A study done by the Cato Institute (PDF here of 2004 figures), under the direction of Chris Edwards, shows that for 2005, “If you consider wages without benefits, the average federal civilian worker earned $71,114, 62 percent more than the average private-sector worker, who made $43,917.”

In his WaPo op-ed, Christ Edwards points to a number of reasons for this disparity. He says that there are a number of contributing factors. “Federal pay schedules increase every year regardless of how well the economy is doing. Thus in recession years, private pay stagnates while government pay continues to rise. Another factor is the steadily increasing ‘locality’ payments given to federal workers in higher-cost cities,” he says.

Edwards continues, “Rapid growth in federal pay also results from regular promotions that move workers into higher salary brackets regardless of performance and from redefining jobs upward into higher pay ranges. The federal workforce has become increasingly top-heavy.” In addition, “The structure of that workforce has also changed over time. There are fewer low-pay typists and more high-pay computer experts in the government today than there were a generation ago.”

A WSJ op-ed also notes that “many federal employees are in white collar occupations that often command high pay,” so that may account for a small part of the disparity.

The WSJ states that “one market test is the voluntary quit rate of these workers, and data for recent years show that rate for federal employees is only one-fourth that in private sector occupations. High-paying federal jobs are so coveted that they are now like rent-controlled apartments in Manhattan: Once you’ve got one, you hold on to it for life.”

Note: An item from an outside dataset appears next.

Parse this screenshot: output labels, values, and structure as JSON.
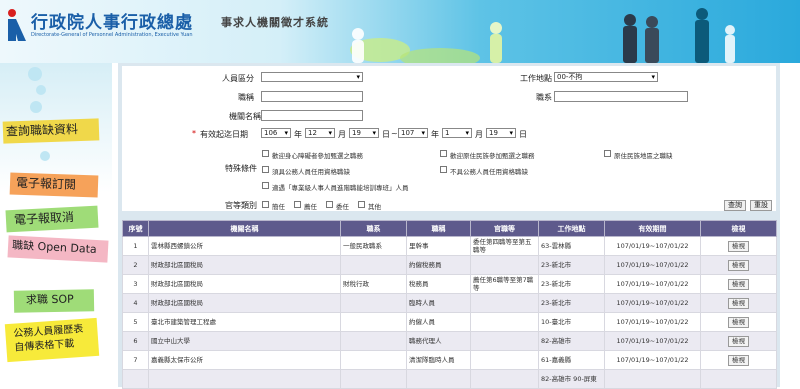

It seems to me that there is something deeper behind a number of these phenomena. Edwards hints at this element when he notes, “Federal workers’ unions try to convince Congress that their members suffer from a ‘pay gap’ with the private sector.”

Labor union membership in the private sector has declined steadily and stands at about 8%. By contrast, in the government sector labor union membership stands at around 37%.

This is itself a huge disparity, and one that I would think has large effects on issues of pay, benefits, and job security. Thus, I think there has to be a link between the rates of union membership and compensation between the public and private sectors.

As Dr. Charles Baird notes in a radio interview (mp3), “In the government sector there is no declining unionism, none at all.” And given how good the compensation and security of the jobs in the government sector are, why should there be?

More at Chris Edwards’ related post on Cato@Liberty.